■ **Goal of the exercise**
Say how many lines in the entries hold the string "title", giving the number by itself.

[[ Dataset extract open ]]

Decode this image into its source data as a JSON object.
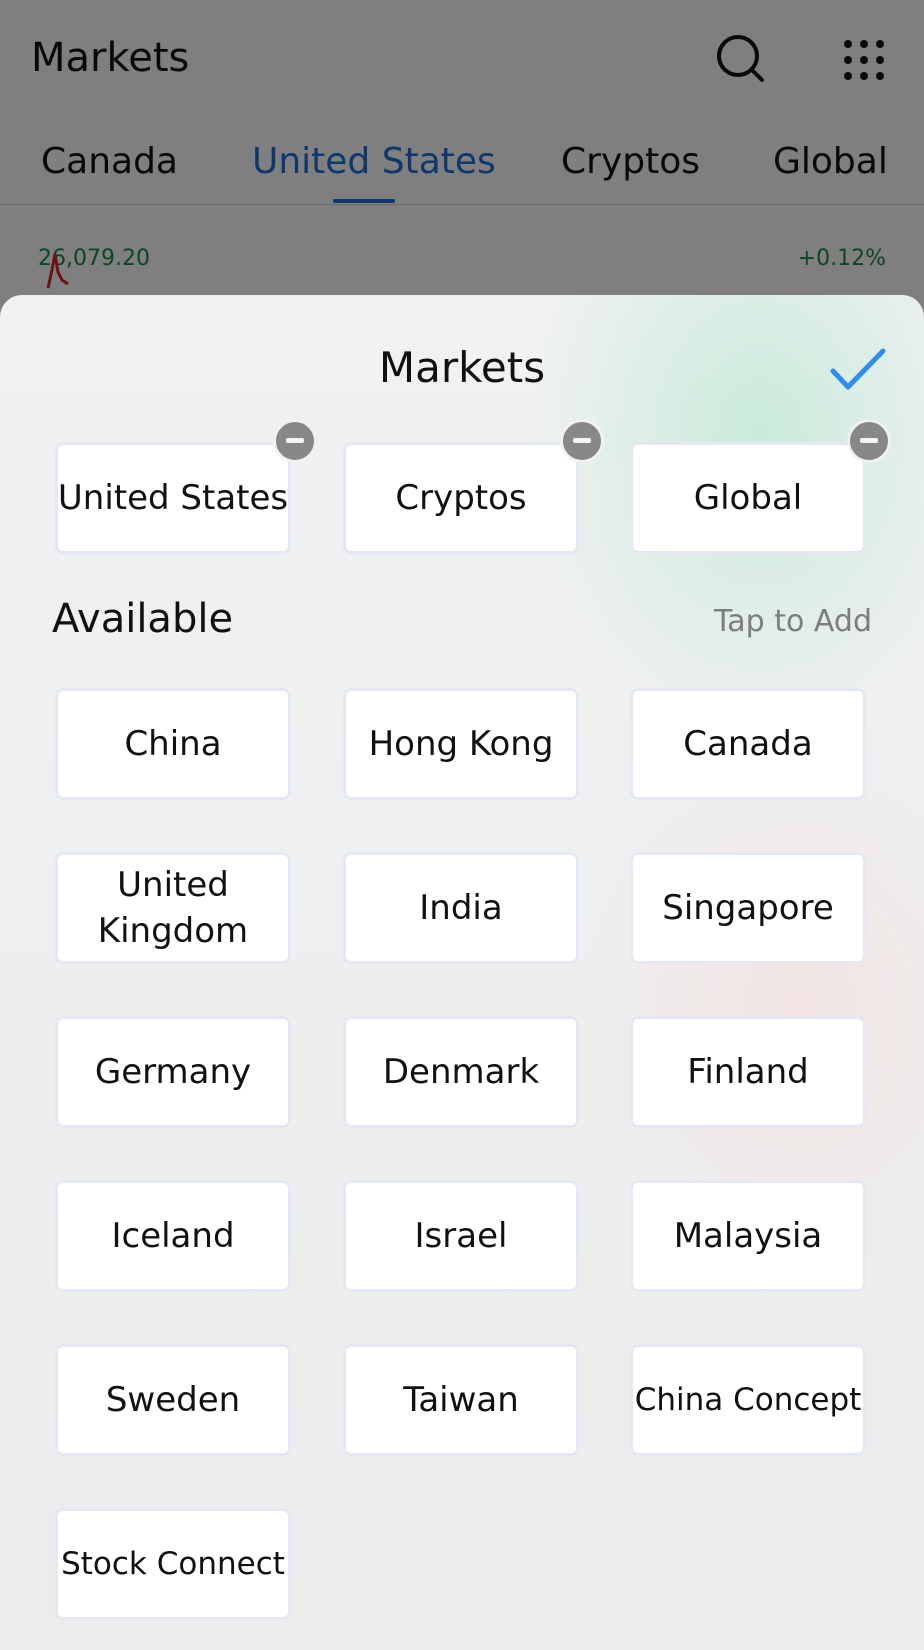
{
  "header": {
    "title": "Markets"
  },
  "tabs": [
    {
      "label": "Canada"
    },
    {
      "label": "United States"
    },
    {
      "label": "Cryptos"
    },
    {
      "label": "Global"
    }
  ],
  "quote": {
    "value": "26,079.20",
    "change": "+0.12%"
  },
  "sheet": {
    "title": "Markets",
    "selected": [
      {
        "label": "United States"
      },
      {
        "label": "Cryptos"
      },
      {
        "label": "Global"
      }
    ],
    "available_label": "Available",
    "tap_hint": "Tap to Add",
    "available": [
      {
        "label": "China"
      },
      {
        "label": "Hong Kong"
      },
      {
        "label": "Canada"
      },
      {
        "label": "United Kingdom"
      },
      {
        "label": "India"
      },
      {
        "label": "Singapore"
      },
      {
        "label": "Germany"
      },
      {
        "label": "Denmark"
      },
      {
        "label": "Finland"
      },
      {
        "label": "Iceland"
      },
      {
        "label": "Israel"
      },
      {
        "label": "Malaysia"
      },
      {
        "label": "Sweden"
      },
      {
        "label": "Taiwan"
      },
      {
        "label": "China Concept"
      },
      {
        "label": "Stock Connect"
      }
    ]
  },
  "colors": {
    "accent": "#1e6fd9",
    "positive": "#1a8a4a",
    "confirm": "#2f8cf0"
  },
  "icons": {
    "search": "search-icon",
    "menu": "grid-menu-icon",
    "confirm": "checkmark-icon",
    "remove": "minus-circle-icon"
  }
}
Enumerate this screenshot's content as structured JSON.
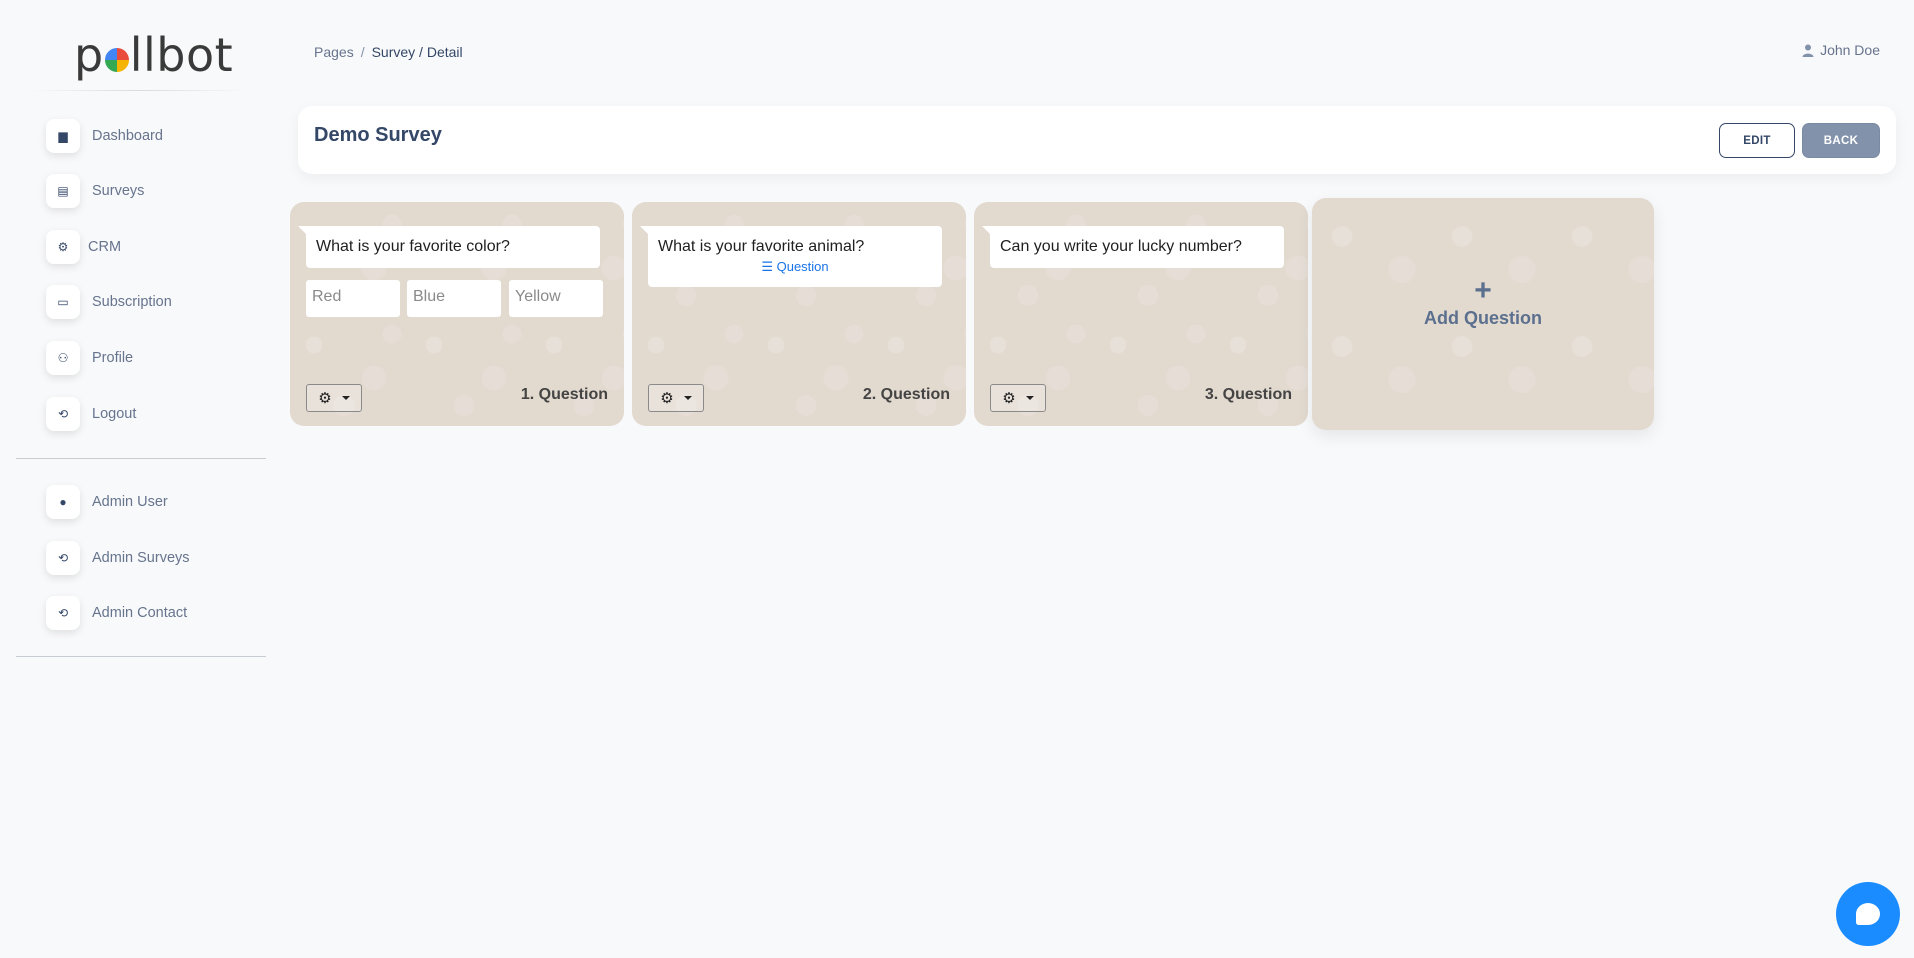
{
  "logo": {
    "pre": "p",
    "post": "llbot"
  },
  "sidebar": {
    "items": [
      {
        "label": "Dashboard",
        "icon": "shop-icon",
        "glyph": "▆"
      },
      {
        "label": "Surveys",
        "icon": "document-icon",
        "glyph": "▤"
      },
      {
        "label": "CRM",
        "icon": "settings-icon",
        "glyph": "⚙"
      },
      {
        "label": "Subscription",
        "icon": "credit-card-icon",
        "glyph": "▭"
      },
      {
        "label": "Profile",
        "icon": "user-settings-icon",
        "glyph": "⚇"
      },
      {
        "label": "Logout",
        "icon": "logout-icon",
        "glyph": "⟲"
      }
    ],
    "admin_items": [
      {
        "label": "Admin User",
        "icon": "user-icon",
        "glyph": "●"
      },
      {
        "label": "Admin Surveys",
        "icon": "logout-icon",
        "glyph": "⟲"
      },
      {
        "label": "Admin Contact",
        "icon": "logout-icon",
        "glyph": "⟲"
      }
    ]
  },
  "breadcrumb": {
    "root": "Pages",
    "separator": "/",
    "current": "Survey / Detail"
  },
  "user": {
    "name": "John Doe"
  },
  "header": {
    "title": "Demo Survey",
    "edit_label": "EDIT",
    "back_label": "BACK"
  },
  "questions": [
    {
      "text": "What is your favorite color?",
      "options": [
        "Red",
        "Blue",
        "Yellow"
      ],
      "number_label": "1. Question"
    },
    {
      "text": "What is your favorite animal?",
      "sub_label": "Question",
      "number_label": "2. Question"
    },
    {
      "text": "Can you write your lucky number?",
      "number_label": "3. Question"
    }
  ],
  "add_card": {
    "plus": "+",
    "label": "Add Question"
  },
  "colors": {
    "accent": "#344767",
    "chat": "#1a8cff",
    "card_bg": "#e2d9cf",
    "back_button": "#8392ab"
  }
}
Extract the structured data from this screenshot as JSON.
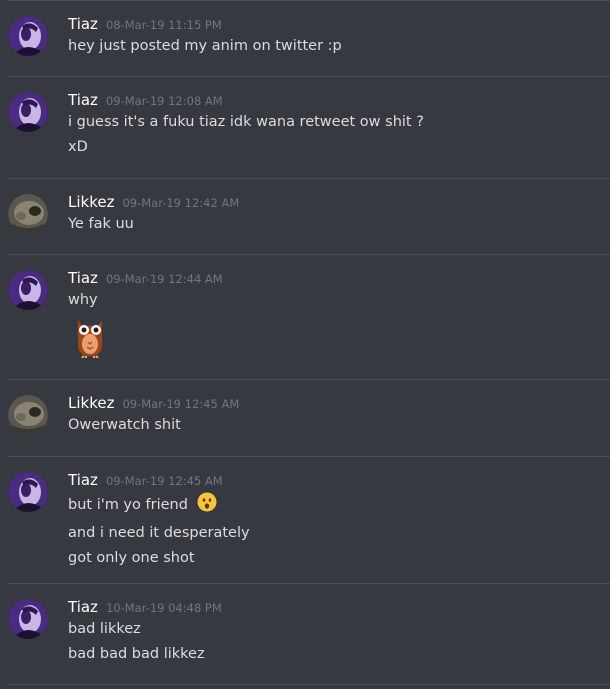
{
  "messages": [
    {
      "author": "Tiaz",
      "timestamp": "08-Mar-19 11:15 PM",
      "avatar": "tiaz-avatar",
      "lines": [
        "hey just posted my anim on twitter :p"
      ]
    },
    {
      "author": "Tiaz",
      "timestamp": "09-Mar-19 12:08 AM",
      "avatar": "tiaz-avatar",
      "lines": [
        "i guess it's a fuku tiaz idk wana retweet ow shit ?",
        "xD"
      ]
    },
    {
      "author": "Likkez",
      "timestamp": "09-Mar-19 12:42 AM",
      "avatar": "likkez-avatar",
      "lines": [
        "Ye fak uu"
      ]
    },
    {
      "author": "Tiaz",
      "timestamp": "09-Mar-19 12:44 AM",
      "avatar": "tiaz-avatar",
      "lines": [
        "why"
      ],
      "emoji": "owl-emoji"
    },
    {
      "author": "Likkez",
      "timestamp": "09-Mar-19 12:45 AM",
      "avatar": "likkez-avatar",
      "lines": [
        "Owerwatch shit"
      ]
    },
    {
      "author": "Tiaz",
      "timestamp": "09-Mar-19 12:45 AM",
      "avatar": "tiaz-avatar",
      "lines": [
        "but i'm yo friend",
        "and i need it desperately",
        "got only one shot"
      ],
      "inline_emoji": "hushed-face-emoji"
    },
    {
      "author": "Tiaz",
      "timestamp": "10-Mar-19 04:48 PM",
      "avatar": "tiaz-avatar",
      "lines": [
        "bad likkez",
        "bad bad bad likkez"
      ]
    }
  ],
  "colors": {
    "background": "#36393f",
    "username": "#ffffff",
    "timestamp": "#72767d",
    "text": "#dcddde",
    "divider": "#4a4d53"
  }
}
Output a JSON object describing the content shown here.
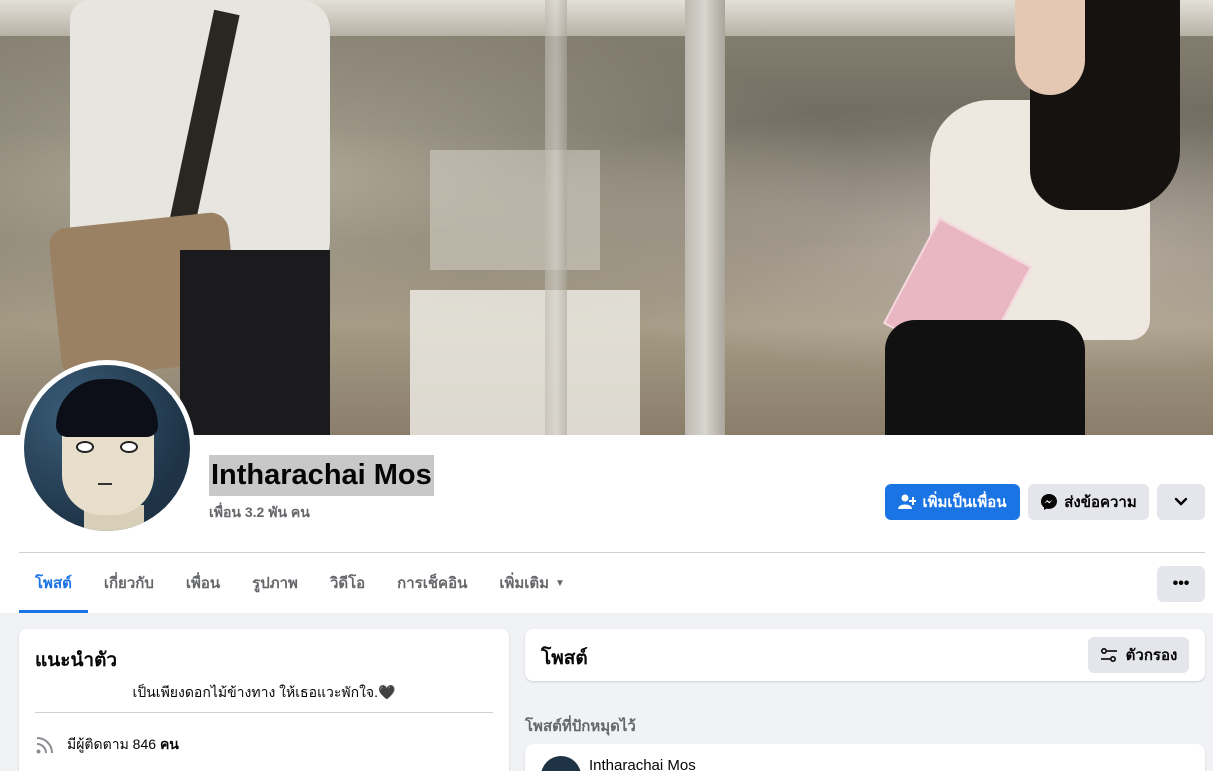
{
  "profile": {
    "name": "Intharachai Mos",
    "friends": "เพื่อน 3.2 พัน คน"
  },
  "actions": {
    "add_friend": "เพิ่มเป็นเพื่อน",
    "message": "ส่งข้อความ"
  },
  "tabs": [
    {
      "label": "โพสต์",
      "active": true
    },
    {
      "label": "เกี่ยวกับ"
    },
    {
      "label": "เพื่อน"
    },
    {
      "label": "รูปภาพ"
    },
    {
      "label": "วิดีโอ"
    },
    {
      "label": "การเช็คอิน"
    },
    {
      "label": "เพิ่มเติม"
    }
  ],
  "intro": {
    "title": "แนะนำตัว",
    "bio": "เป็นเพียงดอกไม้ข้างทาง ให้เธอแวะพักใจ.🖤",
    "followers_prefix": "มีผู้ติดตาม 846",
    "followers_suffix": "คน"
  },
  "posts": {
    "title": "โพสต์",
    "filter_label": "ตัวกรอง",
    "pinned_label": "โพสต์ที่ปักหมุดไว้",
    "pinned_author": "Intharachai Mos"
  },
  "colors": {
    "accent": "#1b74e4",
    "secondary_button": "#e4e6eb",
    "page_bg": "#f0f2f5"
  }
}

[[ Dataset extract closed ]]

■ **Response to this task**
5